The kill cam footage shows a player reviving a fallen partner almost instantaneously, after which he immediately heals himself. Both of these acts normally take several seconds each, during which time the first-aiding player cannot fight back if they come under attack. Eliminating that delay eliminates the risk, and—as cheats so often do—throws the game wildly out of balance.  

At least one redditor replied to the complaint saying that "insta healing and res have been there for months," but cheating in PUBG has become a huge hot-topic issue, and players are not happy about it.  The timing of also comes off as rather brazen, coming as close as it does to the promised banning of 100,000 cheaters. Not that players appear to be putting much stock in that commitment: As happened less than two weeks ago when PUBG Corp apologized for problems with BP distribution, the comments have been flooded with calls for a region lock of China.  
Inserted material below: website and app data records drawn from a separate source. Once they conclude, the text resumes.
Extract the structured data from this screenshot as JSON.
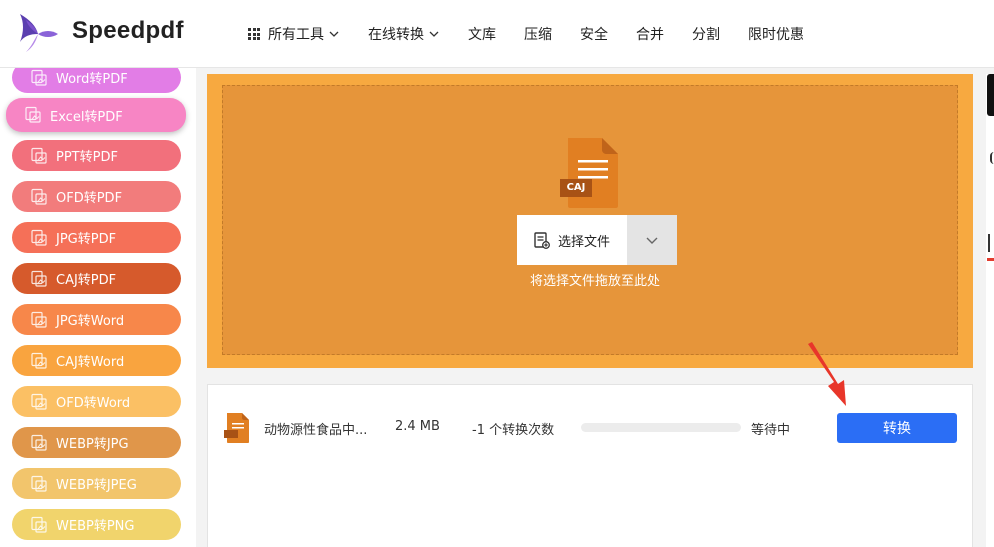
{
  "app": {
    "brand": "Speedpdf"
  },
  "nav": {
    "items": [
      {
        "label": "所有工具",
        "has_grid": true,
        "has_dropdown": true
      },
      {
        "label": "在线转换",
        "has_grid": false,
        "has_dropdown": true
      },
      {
        "label": "文库",
        "has_grid": false,
        "has_dropdown": false
      },
      {
        "label": "压缩",
        "has_grid": false,
        "has_dropdown": false
      },
      {
        "label": "安全",
        "has_grid": false,
        "has_dropdown": false
      },
      {
        "label": "合并",
        "has_grid": false,
        "has_dropdown": false
      },
      {
        "label": "分割",
        "has_grid": false,
        "has_dropdown": false
      },
      {
        "label": "限时优惠",
        "has_grid": false,
        "has_dropdown": false
      }
    ]
  },
  "sidebar": {
    "items": [
      {
        "label": "Word转PDF",
        "color": "#e27de6"
      },
      {
        "label": "Excel转PDF",
        "color": "#f785c4",
        "active": true
      },
      {
        "label": "PPT转PDF",
        "color": "#f2707c"
      },
      {
        "label": "OFD转PDF",
        "color": "#f27c7c"
      },
      {
        "label": "JPG转PDF",
        "color": "#f57058"
      },
      {
        "label": "CAJ转PDF",
        "color": "#d65a2c"
      },
      {
        "label": "JPG转Word",
        "color": "#f7874a"
      },
      {
        "label": "CAJ转Word",
        "color": "#f9a43f"
      },
      {
        "label": "OFD转Word",
        "color": "#fbc064"
      },
      {
        "label": "WEBP转JPG",
        "color": "#e0964a"
      },
      {
        "label": "WEBP转JPEG",
        "color": "#f2c56c"
      },
      {
        "label": "WEBP转PNG",
        "color": "#f1d46c"
      }
    ]
  },
  "upload": {
    "file_type_label": "CAJ",
    "select_label": "选择文件",
    "hint": "将选择文件拖放至此处"
  },
  "file_row": {
    "name": "动物源性食品中...",
    "size": "2.4 MB",
    "count": "-1 个转换次数",
    "progress": 0,
    "status": "等待中",
    "convert_label": "转换"
  },
  "colors": {
    "accent": "#2b6ef5",
    "upload_outer": "#f7a940",
    "upload_inner": "#e6953a",
    "file_icon": "#e17f22",
    "arrow": "#e8362a"
  }
}
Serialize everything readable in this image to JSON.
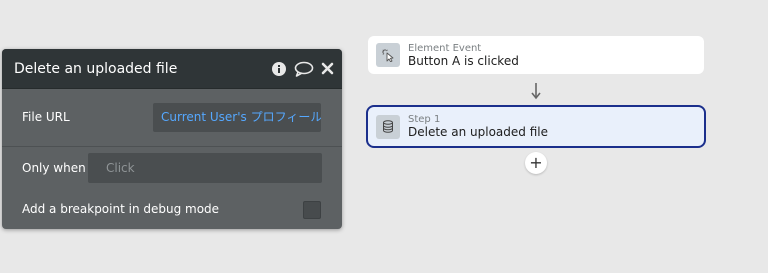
{
  "panel": {
    "title": "Delete an uploaded file",
    "header_icons": [
      "info-icon",
      "comment-icon",
      "close-icon"
    ],
    "file_url": {
      "label": "File URL",
      "value": "Current User's プロフィール"
    },
    "only_when": {
      "label": "Only when",
      "placeholder": "Click"
    },
    "breakpoint": {
      "label": "Add a breakpoint in debug mode",
      "checked": false
    }
  },
  "workflow": {
    "event_card": {
      "subtitle": "Element Event",
      "title": "Button A is clicked",
      "icon": "cursor-click-icon"
    },
    "step_card": {
      "subtitle": "Step 1",
      "title": "Delete an uploaded file",
      "icon": "database-icon",
      "selected": true
    },
    "add_button": "+"
  },
  "colors": {
    "canvas": "#e8e8e8",
    "panel_body": "#5d6163",
    "panel_header": "#2f3537",
    "link_blue": "#55a8ff",
    "selected_border": "#1b2f8c",
    "selected_fill": "#e9f0fb"
  }
}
That's the result of PUBG creator Brendan Greene admitting in December that the vast majority of cheaters are located in China, although he made it clear at the same time that he's against the idea of a region lock. Chinese publisher Tencent is taking some action, however. It recently helped Chinese authorities arrest roughly 120 people accused of making or advertising cheat software.

Andy Chalk

Andy has been gaming on PCs from the very beginning, starting as a youngster with text adventures and primitive action games on a cassette-based TRS80. From there he graduated to the glory days of Sierra Online adventures and Microprose sims, ran a local BBS, learned how to build PCs, and developed a longstanding love of RPGs, immersive sims, and shooters. He began writing videogame news in 2007 for The Escapist and somehow managed to avoid getting fired until 2014, when he joined the storied ranks of PC Gamer. He covers all aspects of the industry, from new game announcements and patch notes to legal disputes, Twitch beefs, esports, and Henry Cavill. Lots of Henry Cavill.